In 1924, George Strickler, a Notre Dame student publicist, wanted a simple picture of Rockne’s successful backfield line-up. These four men, Harry Struhldreher, Don Miller, Jimmy Crowley, and Elmer Layden, were asked to each sport their uniforms and a football while mounted on a horse. Rockne had originally been reluctant to let his backfield pose on horses for fear of them being injured, but he allowed the photo. The photo of the Four Horsemen became very famous, still remains famous, and gave the 1924 team a reputation of being powerful and undefeatable (Brondfield 121-123).

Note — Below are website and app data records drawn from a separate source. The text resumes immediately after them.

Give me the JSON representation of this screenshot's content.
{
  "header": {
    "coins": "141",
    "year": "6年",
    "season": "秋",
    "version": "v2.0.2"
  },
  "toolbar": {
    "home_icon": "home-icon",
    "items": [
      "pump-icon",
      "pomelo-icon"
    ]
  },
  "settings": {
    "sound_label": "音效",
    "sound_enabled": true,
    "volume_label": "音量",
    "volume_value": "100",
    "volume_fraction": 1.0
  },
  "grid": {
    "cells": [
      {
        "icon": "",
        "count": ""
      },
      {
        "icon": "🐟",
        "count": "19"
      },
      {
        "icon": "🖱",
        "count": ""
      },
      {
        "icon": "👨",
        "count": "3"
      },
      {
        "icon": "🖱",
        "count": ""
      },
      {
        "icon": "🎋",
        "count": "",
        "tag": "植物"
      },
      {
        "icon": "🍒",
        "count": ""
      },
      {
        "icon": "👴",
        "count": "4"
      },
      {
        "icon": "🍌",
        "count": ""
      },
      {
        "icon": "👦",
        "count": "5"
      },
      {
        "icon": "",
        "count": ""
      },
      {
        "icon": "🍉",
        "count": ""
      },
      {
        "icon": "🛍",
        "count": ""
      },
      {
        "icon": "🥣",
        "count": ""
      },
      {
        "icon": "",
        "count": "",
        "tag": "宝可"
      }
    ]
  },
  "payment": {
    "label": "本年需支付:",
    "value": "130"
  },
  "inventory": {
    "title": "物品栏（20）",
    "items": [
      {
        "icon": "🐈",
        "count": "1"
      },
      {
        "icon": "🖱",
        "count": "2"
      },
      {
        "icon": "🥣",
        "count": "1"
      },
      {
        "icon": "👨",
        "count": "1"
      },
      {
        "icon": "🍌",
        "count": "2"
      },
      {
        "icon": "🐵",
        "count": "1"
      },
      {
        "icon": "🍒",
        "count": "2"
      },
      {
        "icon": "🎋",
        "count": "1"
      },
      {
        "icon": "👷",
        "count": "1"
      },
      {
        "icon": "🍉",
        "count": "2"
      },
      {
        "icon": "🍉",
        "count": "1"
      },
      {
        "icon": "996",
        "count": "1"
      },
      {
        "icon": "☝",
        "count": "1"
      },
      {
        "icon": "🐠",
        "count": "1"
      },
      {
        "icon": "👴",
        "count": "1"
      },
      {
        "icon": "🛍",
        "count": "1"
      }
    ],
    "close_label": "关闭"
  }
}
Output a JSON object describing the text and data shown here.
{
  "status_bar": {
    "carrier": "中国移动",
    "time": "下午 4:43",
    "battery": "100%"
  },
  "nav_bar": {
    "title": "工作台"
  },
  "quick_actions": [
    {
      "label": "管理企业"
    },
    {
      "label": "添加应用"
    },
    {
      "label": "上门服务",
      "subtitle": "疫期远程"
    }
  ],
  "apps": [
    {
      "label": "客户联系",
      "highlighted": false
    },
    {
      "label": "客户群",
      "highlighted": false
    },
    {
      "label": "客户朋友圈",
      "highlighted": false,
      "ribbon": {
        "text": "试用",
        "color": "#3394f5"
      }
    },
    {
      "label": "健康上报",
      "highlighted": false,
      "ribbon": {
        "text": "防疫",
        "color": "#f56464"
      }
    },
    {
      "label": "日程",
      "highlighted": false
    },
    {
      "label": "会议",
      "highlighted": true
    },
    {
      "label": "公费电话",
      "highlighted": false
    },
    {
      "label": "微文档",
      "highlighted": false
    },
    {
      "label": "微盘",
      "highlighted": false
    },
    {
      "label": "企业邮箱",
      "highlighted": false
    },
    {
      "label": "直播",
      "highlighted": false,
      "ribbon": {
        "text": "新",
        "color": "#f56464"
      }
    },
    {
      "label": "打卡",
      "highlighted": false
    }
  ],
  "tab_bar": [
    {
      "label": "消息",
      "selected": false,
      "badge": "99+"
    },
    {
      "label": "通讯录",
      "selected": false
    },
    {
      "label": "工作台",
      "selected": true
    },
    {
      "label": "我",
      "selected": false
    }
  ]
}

The Notre Dame rivalries are some of the most attended games in college football. One of its oldest rivalries is against the West Point Cadets, more commonly called simply “Army.” In fact, the games against Army hosted some of the most memorable events in Notre Dame History. However, its most played (and often considered contentious) rivalry is with the University of Southern California.
The idea of a Midwestern school playing a West Coast school in the 1920s was pretty far-fetched. No one had done it before, and it would require hours of travel by one or both teams and it would cost a lot of money. In 1923, Notre Dame Alumni living on the West Coast urged Coach Rockne to bring the Fighting Irish to Los Angeles Memorial Coliseum to play the USC Trojans. Rockne was not opposed to this idea; on the other hand, the faculty at the University was because they did not want to lose money for their own programs (Sperber 139).
In 1926, football history was made. Notre Dame was finally granted permission to travel to the West Coast to play would-be future rival USC. Notre Dame won the first game played in Los Angeles Memorial Coliseum with a score of 13-12. It was also the most profitable game to that date for Notre Dame bringing in $75,619. This would lead the University to have the Irish play the Trojans the next year and every year for 80 years after that, only with the exception of 1943, 1944, and 1945 due to World War II (Sperber 221-222).
After such a productive and too-short career at Notre Dame, tragedy struck on March 31, 1931. While Rockne was on a on a promotion tour, his flight from Kansas City to Los Angeles crashed in Bazaar, Kansas. Thousands of calls were made to the University and Chicago newspapers trying to confirm his death. The news was shocking. His funeral was held in South Bend, to which thousands attended—a testament to the great number of lives Rockne touched (Cavanaugh 239-241).
From building a nearly nonexistent football program to one of the greatest in the United States to inspiring fans, athletes, and coaches, Knute Rockne definitely carved his name in gridiron history with an iron pen. His innovations, construction campaigns, and addition to tradition were just leaves on the tree of his contribution to football. Even though neither Rockne nor his players or associates are still with us, the program he raised from the ground up lives on with the game it plays.
Brondfield, Jerry. Rockne: The Coach, The Man, the Legend. First ed. New York: Random House, 1976. Print.
Cavanaugh C.S.C., John, and Knute K. Rockne. The Autobiography of Knute K. Rockne. First ed. Indianapolis: Bobbs-Merrill Company, 1931. Print.
Chelland, Patrick. One For the Gipper: George Gipp, Knute Rockne, and Notre Dame. Chicago: Henry Regnery Company, 1973. Print.
Gustainis, Justin. "Rockne, Knute (1888-1931)." St. James Encyclopedia of Popular Culture. Ed. Sara Pendergast and Tom Pendergast. Vol. 4. Detroit: St. James Press, 2000. 243-
Krause, Moose, and Stephen Singular. Notre Dame’s Greatest Coaches. New York: Pocket Books, 1993. Print.
Sperber, Murray. Shake Down the Thunder: The Creation of Notre Dame Football. First ed. New York: Henry Holt and Company, 1993. Print.
**Note: I do personally recommend "Shake Down the Thunder: The Creation of Notre Dame Football" by Murray Sperber. It was a very interesting book. It's worth the purchase.